Certainly, the economic and social stresses of the COVID-19 crisis have contributed. And the entire nation is a meaner, coarser place these days. But the Seattle I knew was different — better, in so many ways — than other places. It was a town where neither wealth nor poverty were conspicuous. It was a town that prided itself on its clean streets and verdant parks. And it was a town where the integrity of governmental process — albeit often painstakingly slow — was as important as its results.

But just as Tesla Model Xs and Vine scooters have replaced old Volvo 240s on Seattle’s streets (the scooters often abandoned right in the middle of streets, I noticed), all of that has changed. What hasn’t, I hope, is the compassion of Seattle’s citizens. That compassion seems to have taken a perverse form, where the parks where my kids played have been swallowed by tent encampments that not only have degraded treasured public spaces, but that should be viewed as unacceptable habitat for those who are otherwise homeless and deserve better.

In a region that is home to several of the world’s richest companies and people, and in a city with a median household income in the six figures, can Seattle not do better than this?

Of course it can. This erstwhile Ballardite can reflect back to you that your city has all the ingredients to again be among the nation’s most livable: Enormous economic resources that need only be unlocked by meaningful tax reform at the local and state level, so that the “haves” share far more with the “have-nots.” A relatively narrow ideological spectrum from far-left to center-left, where, despite the ugly political theater of City Hall, consensus should be easier to find than in most American cities. Two vastly different newspapers, in The Seattle Times and The Stranger, that are both owned and run by local people who care deeply about this city. And a collective ingenuity that has already changed the world in remarkable ways, and surely can show the rest of America a path forward.

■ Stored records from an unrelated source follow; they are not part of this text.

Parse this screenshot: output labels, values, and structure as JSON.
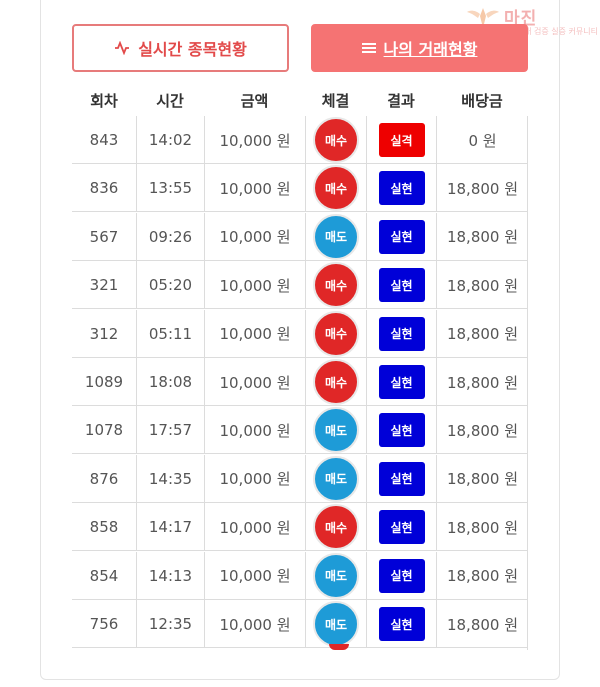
{
  "watermark": {
    "title": "마진",
    "sub": "마진거래 검증 실증 커뮤니티"
  },
  "tabs": [
    {
      "label": "실시간 종목현황",
      "icon": "pulse-icon"
    },
    {
      "label": "나의 거래현황",
      "icon": "menu-icon"
    }
  ],
  "columns": [
    "회차",
    "시간",
    "금액",
    "체결",
    "결과",
    "배당금"
  ],
  "colors": {
    "buy": "#e02727",
    "sell": "#1e9bd7",
    "win": "#0000d8",
    "lose": "#ee0000"
  },
  "rows": [
    {
      "round": "843",
      "time": "14:02",
      "amount": "10,000 원",
      "trade": "매수",
      "trade_type": "buy",
      "result": "실격",
      "result_type": "lose",
      "payout": "0 원"
    },
    {
      "round": "836",
      "time": "13:55",
      "amount": "10,000 원",
      "trade": "매수",
      "trade_type": "buy",
      "result": "실현",
      "result_type": "win",
      "payout": "18,800 원"
    },
    {
      "round": "567",
      "time": "09:26",
      "amount": "10,000 원",
      "trade": "매도",
      "trade_type": "sell",
      "result": "실현",
      "result_type": "win",
      "payout": "18,800 원"
    },
    {
      "round": "321",
      "time": "05:20",
      "amount": "10,000 원",
      "trade": "매수",
      "trade_type": "buy",
      "result": "실현",
      "result_type": "win",
      "payout": "18,800 원"
    },
    {
      "round": "312",
      "time": "05:11",
      "amount": "10,000 원",
      "trade": "매수",
      "trade_type": "buy",
      "result": "실현",
      "result_type": "win",
      "payout": "18,800 원"
    },
    {
      "round": "1089",
      "time": "18:08",
      "amount": "10,000 원",
      "trade": "매수",
      "trade_type": "buy",
      "result": "실현",
      "result_type": "win",
      "payout": "18,800 원"
    },
    {
      "round": "1078",
      "time": "17:57",
      "amount": "10,000 원",
      "trade": "매도",
      "trade_type": "sell",
      "result": "실현",
      "result_type": "win",
      "payout": "18,800 원"
    },
    {
      "round": "876",
      "time": "14:35",
      "amount": "10,000 원",
      "trade": "매도",
      "trade_type": "sell",
      "result": "실현",
      "result_type": "win",
      "payout": "18,800 원"
    },
    {
      "round": "858",
      "time": "14:17",
      "amount": "10,000 원",
      "trade": "매수",
      "trade_type": "buy",
      "result": "실현",
      "result_type": "win",
      "payout": "18,800 원"
    },
    {
      "round": "854",
      "time": "14:13",
      "amount": "10,000 원",
      "trade": "매도",
      "trade_type": "sell",
      "result": "실현",
      "result_type": "win",
      "payout": "18,800 원"
    },
    {
      "round": "756",
      "time": "12:35",
      "amount": "10,000 원",
      "trade": "매도",
      "trade_type": "sell",
      "result": "실현",
      "result_type": "win",
      "payout": "18,800 원"
    }
  ]
}
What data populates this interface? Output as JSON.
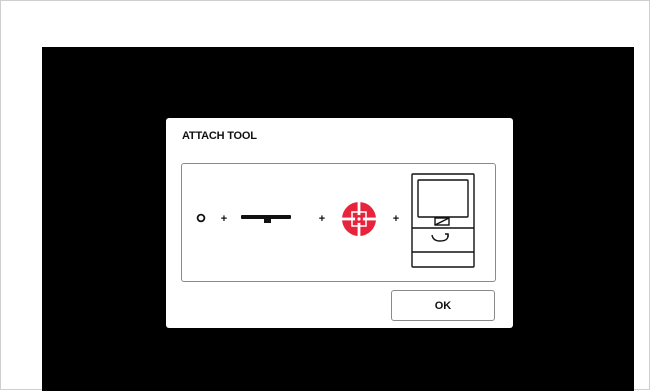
{
  "dialog": {
    "title": "ATTACH TOOL",
    "ok_label": "OK"
  },
  "diagram": {
    "steps": [
      "ring-icon",
      "blade-bar-icon",
      "saw-blade-icon",
      "device-icon"
    ],
    "separator": "+",
    "icons": {
      "ring": "ring-icon",
      "blade_bar": "blade-bar-icon",
      "saw_blade": "saw-blade-icon",
      "device": "device-icon"
    }
  },
  "colors": {
    "screen_background": "#000000",
    "dialog_background": "#ffffff",
    "accent_red": "#e8233c",
    "stroke": "#111111",
    "panel_border": "#8a8a8a"
  }
}
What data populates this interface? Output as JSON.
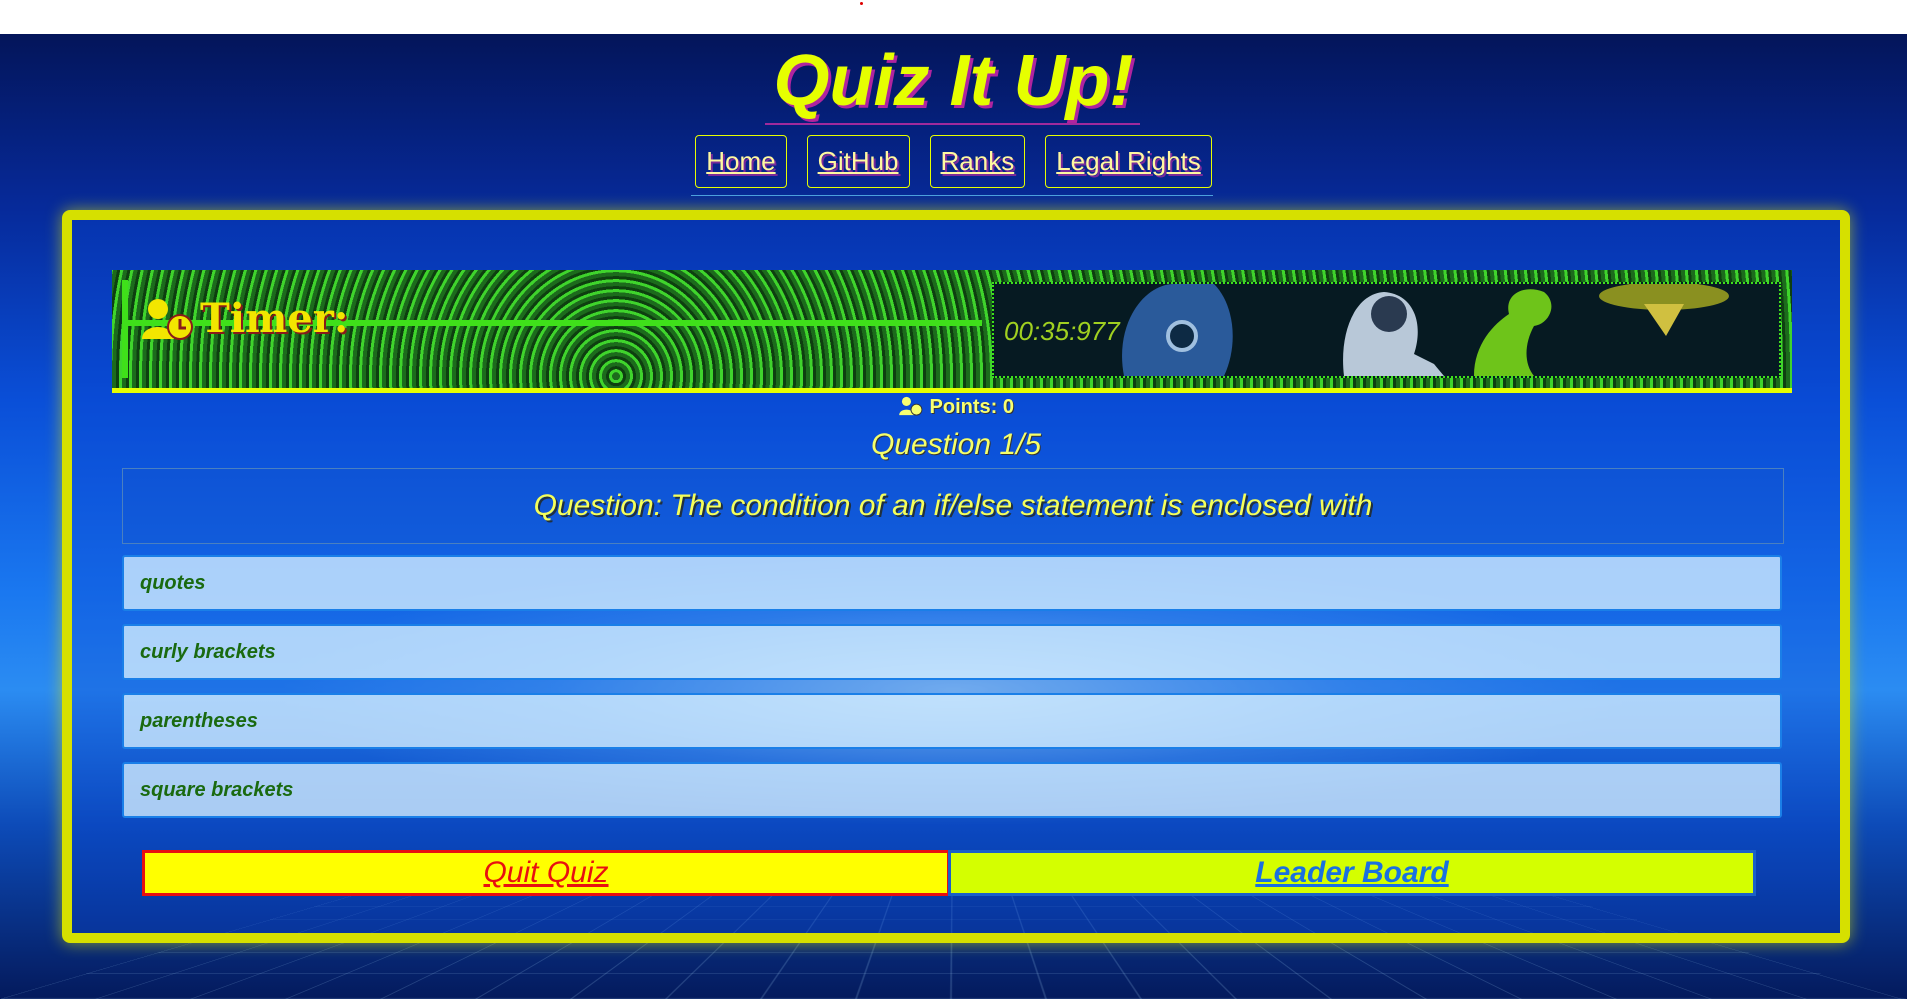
{
  "app": {
    "title": "Quiz It Up!"
  },
  "nav": {
    "items": [
      "Home",
      "GitHub",
      "Ranks",
      "Legal Rights"
    ]
  },
  "timer": {
    "label": "Timer:",
    "value": "00:35:977"
  },
  "score": {
    "points": "Points: 0"
  },
  "quiz": {
    "progress": "Question 1/5",
    "question": "Question: The condition of an if/else statement is enclosed with",
    "answers": [
      "quotes",
      "curly brackets",
      "parentheses",
      "square brackets"
    ]
  },
  "buttons": {
    "quit": "Quit Quiz",
    "leaderboard": "Leader Board"
  },
  "colors": {
    "accent": "#e6ff00",
    "quit_bg": "#ffff00",
    "leader_bg": "#d4ff00",
    "answer_text": "#1a6a10"
  }
}
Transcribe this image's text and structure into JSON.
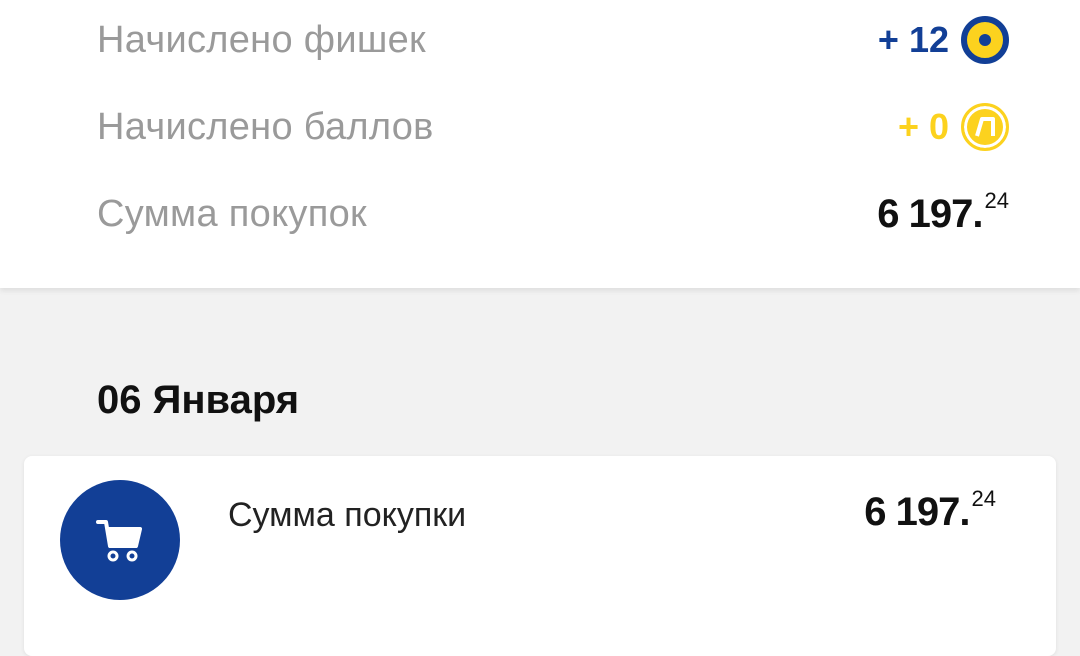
{
  "summary": {
    "chips": {
      "label": "Начислено фишек",
      "value": "+ 12"
    },
    "points": {
      "label": "Начислено баллов",
      "value": "+ 0"
    },
    "total": {
      "label": "Сумма покупок",
      "main": "6 197.",
      "cents": "24"
    }
  },
  "day_group": {
    "date": "06 Января",
    "purchase": {
      "label": "Сумма покупки",
      "main": "6 197.",
      "cents": "24",
      "icon": "cart-icon"
    }
  },
  "colors": {
    "brand_blue": "#123f96",
    "brand_yellow": "#fcd21e",
    "label_gray": "#9a9a9a",
    "background": "#f2f2f2"
  }
}
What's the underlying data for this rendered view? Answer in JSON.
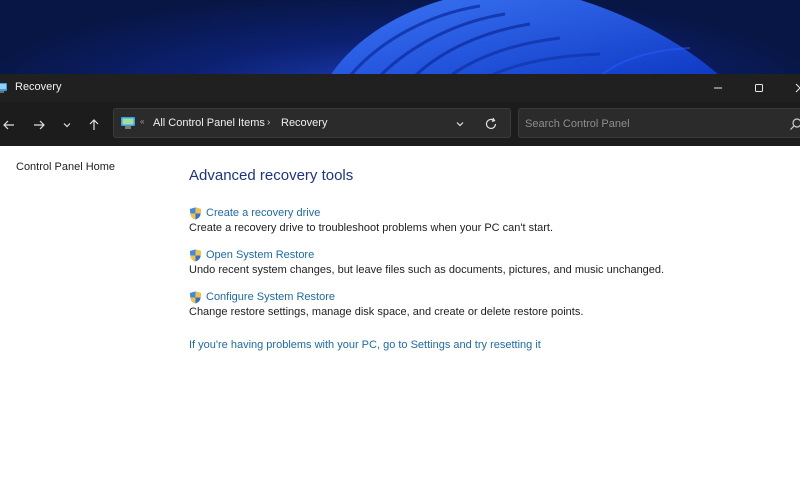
{
  "window": {
    "title": "Recovery",
    "app_icon": "control-panel-icon"
  },
  "address_bar": {
    "path_separator": "«",
    "breadcrumb": [
      "All Control Panel Items",
      "Recovery"
    ],
    "crumb_arrow": "›",
    "search_placeholder": "Search Control Panel"
  },
  "sidebar": {
    "home_link": "Control Panel Home"
  },
  "main": {
    "heading": "Advanced recovery tools",
    "tasks": [
      {
        "label": "Create a recovery drive",
        "description": "Create a recovery drive to troubleshoot problems when your PC can't start.",
        "icon": "uac-shield-icon"
      },
      {
        "label": "Open System Restore",
        "description": "Undo recent system changes, but leave files such as documents, pictures, and music unchanged.",
        "icon": "uac-shield-icon"
      },
      {
        "label": "Configure System Restore",
        "description": "Change restore settings, manage disk space, and create or delete restore points.",
        "icon": "uac-shield-icon"
      }
    ],
    "reset_link": "If you're having problems with your PC, go to Settings and try resetting it"
  },
  "colors": {
    "titlebar_bg": "#202020",
    "link": "#1e6aa8",
    "heading": "#1e3287",
    "wallpaper_accent": "#1d4fd8"
  }
}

Perhaps, I might suggest, that way forward can begin with this admonition from an old friend who loves you: Be nicer to each other. Please. And thank you.